  • Elisha’s prophecies repeatedly thwarted the king of Aram’s efforts to destroy Israel, and this enraged the king of Aram.
  • The king of Aram thought there was a mole in his camp, leaking his war plans to the leaders of Israel.
  • But at least one advisor to the king of Aram explained that there wasn’t a traitor in their midst; rather, Israel had a genuine prophet in Elisha who could hear the very words the king spoke in his bedroom.
  • So the king of Aram decided that he must first kill Elisha, and sent his army to get the job done.
  • One morning, Elisha’s assistant woke up and saw that the city of Dothan where he and Elisha were staying was surrounded by enemy forces. He was terrified and told Elisha of the disaster that was about to befall them.
  • Elisha did not respond in fear. Rather, he told his assistant, “Do not fear, for those who are with us are more than those who are with them.”
  • The assistant must have thought Elisha was crazy. There was just two of them, and the entire army of Aram was surrounding them and about to kill them.
  • Yet Elisha saw something that his assistant couldn’t see — he saw through spiritual eyes and saw the protective forces of the Lord all around them.
  • Sadly, the assistant didn’t pray when he saw the enemy surrounding them. That’s why he was fearful.
  • But Elisha did pray, and that’s why he had peace.
  • Elisha prayed, “O Lord, I pray, open his eyes that he may see.” And the Lord heard and answered Elisha’s prayer, and the assistant’s eyes were opened and he saw all the angels protecting them.

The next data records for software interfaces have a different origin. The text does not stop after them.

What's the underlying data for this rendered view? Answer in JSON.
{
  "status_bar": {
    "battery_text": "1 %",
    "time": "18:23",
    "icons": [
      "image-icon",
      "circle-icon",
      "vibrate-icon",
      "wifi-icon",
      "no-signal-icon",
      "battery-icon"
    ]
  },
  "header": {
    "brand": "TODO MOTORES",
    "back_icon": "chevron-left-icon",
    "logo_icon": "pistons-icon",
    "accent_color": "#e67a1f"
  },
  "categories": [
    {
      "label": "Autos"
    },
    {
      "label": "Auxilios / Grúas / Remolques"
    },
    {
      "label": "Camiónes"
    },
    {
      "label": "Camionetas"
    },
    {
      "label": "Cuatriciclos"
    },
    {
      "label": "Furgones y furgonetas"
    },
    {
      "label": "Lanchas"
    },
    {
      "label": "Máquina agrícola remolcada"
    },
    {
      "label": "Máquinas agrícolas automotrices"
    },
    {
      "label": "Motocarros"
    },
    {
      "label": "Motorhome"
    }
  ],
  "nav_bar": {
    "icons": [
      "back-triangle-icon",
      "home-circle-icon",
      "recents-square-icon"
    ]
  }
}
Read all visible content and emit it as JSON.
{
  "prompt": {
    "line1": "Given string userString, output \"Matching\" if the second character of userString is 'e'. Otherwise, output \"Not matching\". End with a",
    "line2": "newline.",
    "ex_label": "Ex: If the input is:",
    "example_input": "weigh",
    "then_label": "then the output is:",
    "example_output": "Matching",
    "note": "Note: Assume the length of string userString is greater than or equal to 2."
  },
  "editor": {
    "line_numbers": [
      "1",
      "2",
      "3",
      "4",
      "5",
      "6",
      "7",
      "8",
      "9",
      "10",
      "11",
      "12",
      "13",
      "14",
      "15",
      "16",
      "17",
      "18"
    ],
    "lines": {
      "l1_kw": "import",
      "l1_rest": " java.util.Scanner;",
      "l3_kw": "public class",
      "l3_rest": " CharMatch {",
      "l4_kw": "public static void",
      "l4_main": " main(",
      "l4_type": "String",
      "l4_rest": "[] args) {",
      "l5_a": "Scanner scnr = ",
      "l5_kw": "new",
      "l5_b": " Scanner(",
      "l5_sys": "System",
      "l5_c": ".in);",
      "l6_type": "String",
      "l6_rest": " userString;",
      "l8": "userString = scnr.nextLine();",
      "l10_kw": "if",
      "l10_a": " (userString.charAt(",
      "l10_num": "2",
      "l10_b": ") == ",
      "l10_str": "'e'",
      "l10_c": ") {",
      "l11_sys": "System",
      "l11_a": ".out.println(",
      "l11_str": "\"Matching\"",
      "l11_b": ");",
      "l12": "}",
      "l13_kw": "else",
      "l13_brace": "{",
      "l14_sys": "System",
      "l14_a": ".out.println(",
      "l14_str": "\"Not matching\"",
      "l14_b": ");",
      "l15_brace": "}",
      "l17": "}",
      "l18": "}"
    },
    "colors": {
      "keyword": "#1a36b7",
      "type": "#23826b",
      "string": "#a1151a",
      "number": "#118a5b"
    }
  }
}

  • It’s important to note that what the assistant initially saw — their camp surrounded by enemies — wasn’t inaccurate; but it was incomplete. He saw only what could be seen in the natural realm; he wasn’t able (at first) to see as Elisha saw because he couldn’t see what God was doing all around him.
  • How about you? 
  • Do you feel alone and surrounded by enemies and without hope today?
  • Do you feel like your about to be destroyed, and feel like the Lord is nowhere to be found?
  • Are you seeing events only in the natural realm, without seeing with spiritual eyes?
  • I pray that the Lord would open your eyes to God’s great love for you, and to His great power to protect you.
  • We need to turn our hearts fully and completely to the Lord. We need to read His Word, and rediscover how mighty He is to save us, to defeat our enemies, and to lead us and guide us forward to accomplish His purposes.
  • Most Israelis today are far from the Lord. They don’t know the God of Israel in a real and personal way. They see themselves by geopolitical enemies. They find themselves stressed and pressured in their personal lives, as well, with no sense of God’s love or peace or protection.
  • Let us pray that the Lord opens the eyes of all Israelis to how much the God of Israel loves them, and what a remarkable plan He has for their lives. Let us pray that the Lord would open the eyes of all Israelis to the truth that Yeshua (Jesus) is the Messiah that we’ve been waiting for, and that when we choose to follow Yeshua and let Him save and rescue us then He will give us the supernatural peace, hope, joy and courage that we so long for.

I’ll post the rest of my notes soon. Hope these are helpful to you.